Task to carry out:
In the records below, print each line exactly and leave every image out.

Listed entries:
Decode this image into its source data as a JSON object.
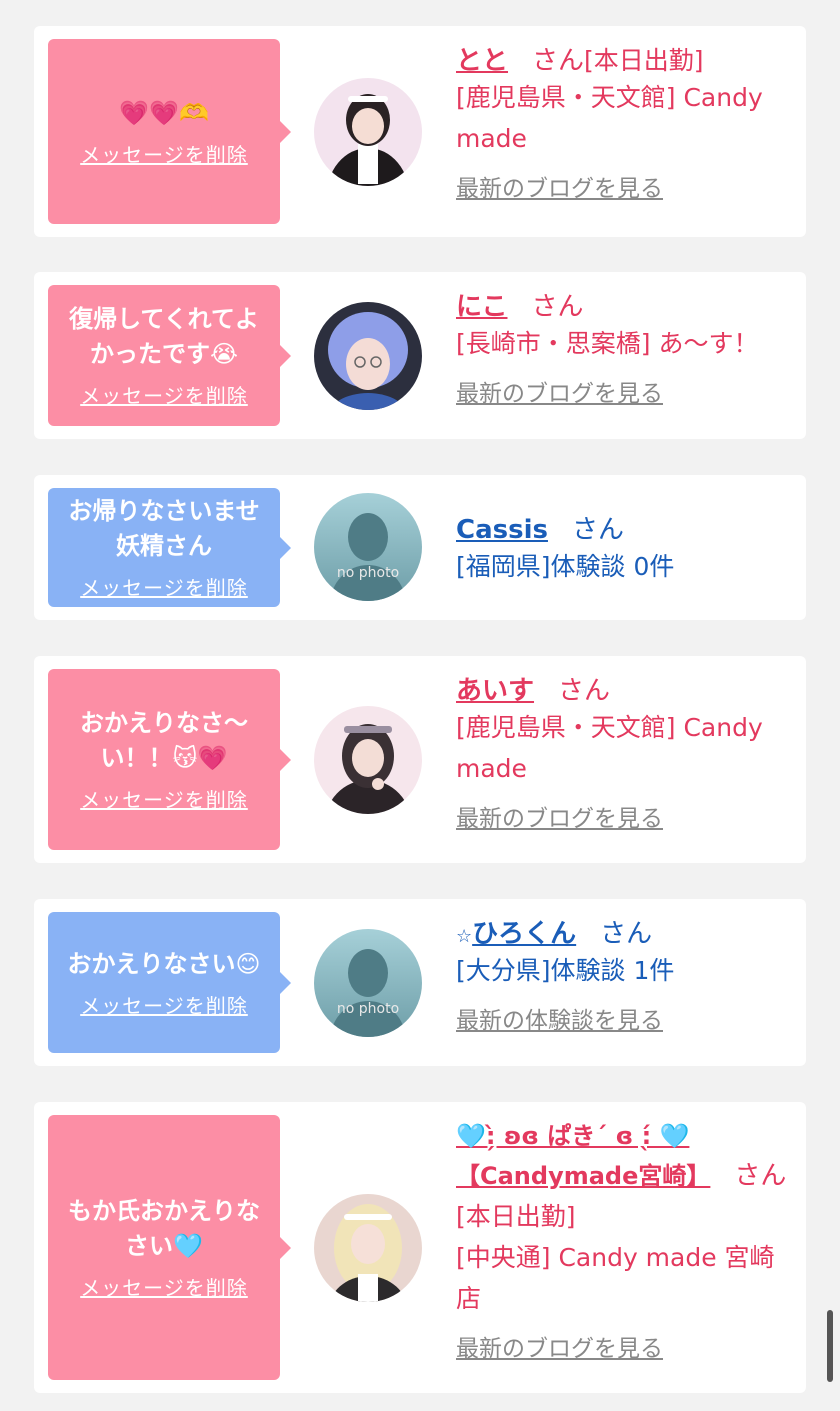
{
  "delete_label": "メッセージを削除",
  "san": "さん",
  "entries": [
    {
      "message_lines": [
        "💗💗🫶"
      ],
      "name": "とと",
      "name_suffix": "[本日出勤]",
      "lines": [
        "[鹿児島県・天文館] Candy",
        "made"
      ],
      "blog_link": "最新のブログを見る"
    },
    {
      "message_lines": [
        "復帰してくれてよ",
        "かったです😭"
      ],
      "name": "にこ",
      "lines": [
        "[長崎市・思案橋] あ～す！"
      ],
      "blog_link": "最新のブログを見る"
    },
    {
      "message_lines": [
        "お帰りなさいませ",
        "妖精さん"
      ],
      "name": "Cassis",
      "lines": [
        "[福岡県]体験談 0件"
      ],
      "avatar_text": "no photo"
    },
    {
      "message_lines": [
        "おかえりなさ〜",
        "い！！😽💗"
      ],
      "name": "あいす",
      "lines": [
        "[鹿児島県・天文館] Candy",
        "made"
      ],
      "blog_link": "最新のブログを見る"
    },
    {
      "message_lines": [
        "おかえりなさい😊"
      ],
      "name_prefix": "☆",
      "name": "ひろくん",
      "lines": [
        "[大分県]体験談 1件"
      ],
      "blog_link": "最新の体験談を見る",
      "avatar_text": "no photo"
    },
    {
      "message_lines": [
        "もか氏おかえりな",
        "さい🩵"
      ],
      "name_line1": "🩵:̗̀ ʚɞ ぱきˊ ɞ :̖́ 🩵",
      "name_line2": "【Candymade宮崎】",
      "lines": [
        "[本日出勤]",
        "[中央通] Candy made 宮崎",
        "店"
      ],
      "blog_link": "最新のブログを見る"
    }
  ],
  "colors": {
    "pink_bubble": "#fc8ea5",
    "blue_bubble": "#89b2f5",
    "cast_text": "#e3395e",
    "user_text": "#1a5db8",
    "link_gray": "#888888"
  }
}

Answer for this exercise:
Decode this image into its source data as a JSON object.
{
  "delete_label": "メッセージを削除",
  "san": "さん",
  "entries": [
    {
      "message_lines": [
        "💗💗🫶"
      ],
      "name": "とと",
      "name_suffix": "[本日出勤]",
      "lines": [
        "[鹿児島県・天文館] Candy",
        "made"
      ],
      "blog_link": "最新のブログを見る"
    },
    {
      "message_lines": [
        "復帰してくれてよ",
        "かったです😭"
      ],
      "name": "にこ",
      "lines": [
        "[長崎市・思案橋] あ～す！"
      ],
      "blog_link": "最新のブログを見る"
    },
    {
      "message_lines": [
        "お帰りなさいませ",
        "妖精さん"
      ],
      "name": "Cassis",
      "lines": [
        "[福岡県]体験談 0件"
      ],
      "avatar_text": "no photo"
    },
    {
      "message_lines": [
        "おかえりなさ〜",
        "い！！😽💗"
      ],
      "name": "あいす",
      "lines": [
        "[鹿児島県・天文館] Candy",
        "made"
      ],
      "blog_link": "最新のブログを見る"
    },
    {
      "message_lines": [
        "おかえりなさい😊"
      ],
      "name_prefix": "☆",
      "name": "ひろくん",
      "lines": [
        "[大分県]体験談 1件"
      ],
      "blog_link": "最新の体験談を見る",
      "avatar_text": "no photo"
    },
    {
      "message_lines": [
        "もか氏おかえりな",
        "さい🩵"
      ],
      "name_line1": "🩵:̗̀ ʚɞ ぱきˊ ɞ :̖́ 🩵",
      "name_line2": "【Candymade宮崎】",
      "lines": [
        "[本日出勤]",
        "[中央通] Candy made 宮崎",
        "店"
      ],
      "blog_link": "最新のブログを見る"
    }
  ],
  "colors": {
    "pink_bubble": "#fc8ea5",
    "blue_bubble": "#89b2f5",
    "cast_text": "#e3395e",
    "user_text": "#1a5db8",
    "link_gray": "#888888"
  }
}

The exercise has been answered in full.